op-amp "synthesized inductor" based tuned circuits)... they tended to sound
"cleaner"... whatever that means. Avoid sticky/scratchy linear pots (controls)
if possible, and make sure the "differential comparator" lamps all function.

I don't recall specific part numbers anymore, or I'd cite them for you (and I don't
really feel like researching them right now).

On a different note:
Perreaux made a nice tone control set (bass/treble) TC-2 that matched their
units at the time SM-2 preamp, etc...

http://www.wired4sound.net.au/sources/perreaux_TC2/perreaux_TC2.htm

I had one. Mostly used it as a headphone amp and left the controls off, so I
eventually got rid of it. Didn't seem to interfere with the sound though.

-grumpy (and lazy) :)

duaneage
03-05-2008, 04:16 PM
I've been happy with Soundcraftsmen stuff for decades. I don't know that much about pro stuff but I do know the Soundcraftsmen really doesn't interfere with the sound. Their old parametrics can bring some serious cash (for old stuff) on Ebay but their octave-EQs are incredibly cheap as add-on-EQ-only. Their pre-amp/EQs are nice, too, and not terribly expensive and they have a killer phono section on the top models if you need that.

I paid $36 recently for a like-new DC2215 on Ebay:
http://i6.ebayimg.com/02/i/000/cb/35/e763_3.JPG

That may not be of the quality level you're looking for, but they're out there and cheap enough to try and see if you like them.

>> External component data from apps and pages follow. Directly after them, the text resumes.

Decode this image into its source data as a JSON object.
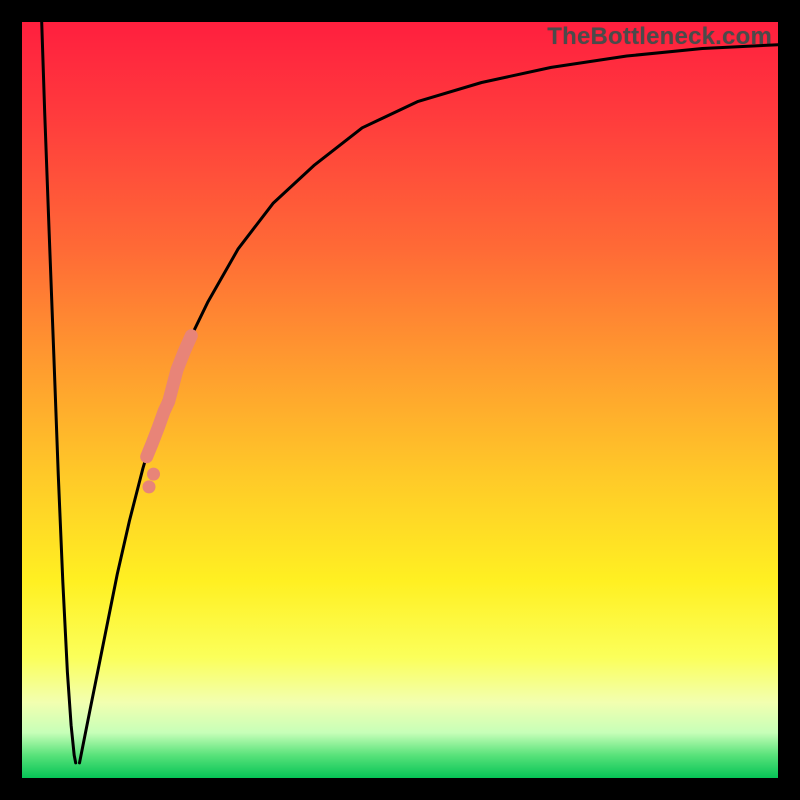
{
  "watermark": "TheBottleneck.com",
  "chart_data": {
    "type": "line",
    "title": "",
    "xlabel": "",
    "ylabel": "",
    "xlim": [
      0,
      100
    ],
    "ylim": [
      0,
      100
    ],
    "series": [
      {
        "name": "curve-left-branch",
        "x": [
          2.6,
          3.0,
          3.6,
          4.2,
          4.8,
          5.4,
          6.0,
          6.5,
          6.9,
          7.1
        ],
        "y": [
          100,
          88,
          72,
          56,
          40,
          26,
          14,
          7,
          3,
          2
        ]
      },
      {
        "name": "curve-right-branch",
        "x": [
          7.6,
          8.2,
          9.0,
          10.0,
          11.2,
          12.6,
          14.2,
          16.0,
          18.4,
          21.2,
          24.6,
          28.6,
          33.2,
          38.6,
          45.0,
          52.4,
          60.8,
          70.0,
          80.0,
          90.0,
          100.0
        ],
        "y": [
          2,
          5,
          9,
          14,
          20,
          27,
          34,
          41,
          49,
          56,
          63,
          70,
          76,
          81,
          86,
          89.5,
          92,
          94,
          95.5,
          96.5,
          97
        ]
      }
    ],
    "highlight": {
      "name": "salmon-segment",
      "x": [
        16.5,
        17.2,
        18.0,
        18.8,
        19.4,
        20.5,
        21.5,
        22.4
      ],
      "y": [
        42.5,
        44.2,
        46.3,
        48.5,
        49.8,
        54.0,
        56.5,
        58.5
      ]
    },
    "highlight_dots": {
      "name": "salmon-dots",
      "x": [
        16.8,
        17.4
      ],
      "y": [
        38.5,
        40.2
      ]
    }
  }
}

That curve was known as The Disco Smile back in the day.

BMWCCA
03-05-2008, 04:36 PM
Yeah. Honest, that's the Ebay auction photo. I'm into much more subtle curves and proper use of the zero-gain sliders!

So Grumpy, how do you tell the difference between "good" and "bad" Soundcraftsmen EQs and components? I was only aware of them from the PE2217 up to their demise. I never even saw a parametric until a recent auction on Ebay where one hit the jackpot. Octave versus third-octave is about the only difference I know, that and range of each slider; greater range on the more expensive models.

This one went for over $200 on the Bay recently:
http://i9.ebayimg.com/05/i/000/d2/74/4cf8_12.JPG

grumpy
03-05-2008, 08:55 PM
how do you tell the difference between "good" and "bad" Soundcraftsmen EQs and components?I wouldn't go so far as calling newer units "bad", just indicating my
preference and experience. Someone else might like the newer units
better. Fine with me.

2212 had tunable coils in it (IIRC) to set the center freq. (internal
adjustment). I don't recall other specific part numbers of the last EQ's or
combo preamp/EQ models that still used tuned inductors (coils).
I'd have to see inside or have a schematic... sorry.:o:

Using LC "tank" circuits is more expensive to mfg and calibrate, so I recall
they ultimately gave way in the Soundcraftsmen lineup to op-amp
synthesized/active circuits, phasing out the passive inductor based units
... I would think largely to remain competitive in a market that became
crowded with junk. Also going to more/narrower bands makes using discrete tuned
coils less practical.

I liked that company and was sorry to see them go (including to MTX).